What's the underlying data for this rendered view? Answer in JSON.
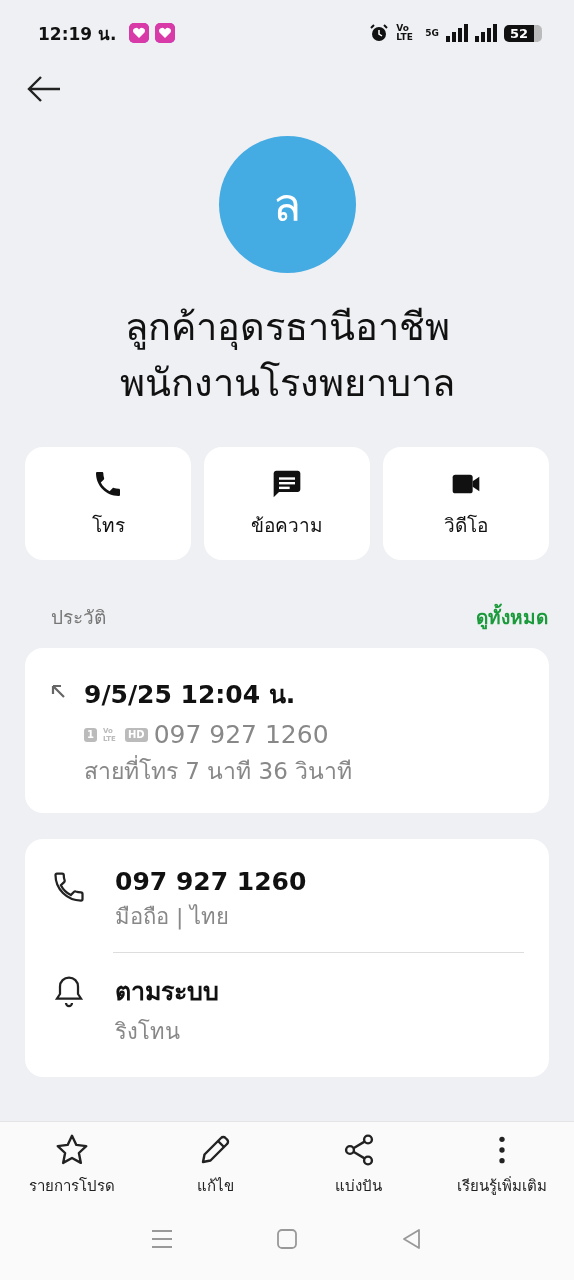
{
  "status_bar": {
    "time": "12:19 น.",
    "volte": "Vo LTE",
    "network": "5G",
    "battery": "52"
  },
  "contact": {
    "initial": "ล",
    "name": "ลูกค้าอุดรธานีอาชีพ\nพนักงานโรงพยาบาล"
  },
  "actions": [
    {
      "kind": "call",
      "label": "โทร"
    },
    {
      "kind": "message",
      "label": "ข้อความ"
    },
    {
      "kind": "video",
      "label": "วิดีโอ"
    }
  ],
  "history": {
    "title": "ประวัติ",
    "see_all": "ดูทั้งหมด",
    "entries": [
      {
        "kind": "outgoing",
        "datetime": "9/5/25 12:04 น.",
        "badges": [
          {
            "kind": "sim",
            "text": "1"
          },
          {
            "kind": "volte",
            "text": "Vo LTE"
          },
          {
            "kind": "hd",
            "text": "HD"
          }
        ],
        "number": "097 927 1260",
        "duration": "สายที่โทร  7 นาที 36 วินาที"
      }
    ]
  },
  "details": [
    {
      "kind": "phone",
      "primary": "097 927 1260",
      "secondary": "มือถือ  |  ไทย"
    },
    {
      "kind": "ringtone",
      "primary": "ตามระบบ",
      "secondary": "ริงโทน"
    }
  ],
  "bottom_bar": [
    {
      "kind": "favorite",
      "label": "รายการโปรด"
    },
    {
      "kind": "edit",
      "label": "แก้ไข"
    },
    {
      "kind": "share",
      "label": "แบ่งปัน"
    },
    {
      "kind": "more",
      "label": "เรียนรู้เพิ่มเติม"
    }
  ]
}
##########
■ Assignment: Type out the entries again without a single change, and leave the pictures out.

■ Task response:
What's the underlying data for this rendered view? Answer in JSON.
{
  "status_bar": {
    "time": "12:19 น.",
    "volte": "Vo LTE",
    "network": "5G",
    "battery": "52"
  },
  "contact": {
    "initial": "ล",
    "name": "ลูกค้าอุดรธานีอาชีพ\nพนักงานโรงพยาบาล"
  },
  "actions": [
    {
      "kind": "call",
      "label": "โทร"
    },
    {
      "kind": "message",
      "label": "ข้อความ"
    },
    {
      "kind": "video",
      "label": "วิดีโอ"
    }
  ],
  "history": {
    "title": "ประวัติ",
    "see_all": "ดูทั้งหมด",
    "entries": [
      {
        "kind": "outgoing",
        "datetime": "9/5/25 12:04 น.",
        "badges": [
          {
            "kind": "sim",
            "text": "1"
          },
          {
            "kind": "volte",
            "text": "Vo LTE"
          },
          {
            "kind": "hd",
            "text": "HD"
          }
        ],
        "number": "097 927 1260",
        "duration": "สายที่โทร  7 นาที 36 วินาที"
      }
    ]
  },
  "details": [
    {
      "kind": "phone",
      "primary": "097 927 1260",
      "secondary": "มือถือ  |  ไทย"
    },
    {
      "kind": "ringtone",
      "primary": "ตามระบบ",
      "secondary": "ริงโทน"
    }
  ],
  "bottom_bar": [
    {
      "kind": "favorite",
      "label": "รายการโปรด"
    },
    {
      "kind": "edit",
      "label": "แก้ไข"
    },
    {
      "kind": "share",
      "label": "แบ่งปัน"
    },
    {
      "kind": "more",
      "label": "เรียนรู้เพิ่มเติม"
    }
  ]
}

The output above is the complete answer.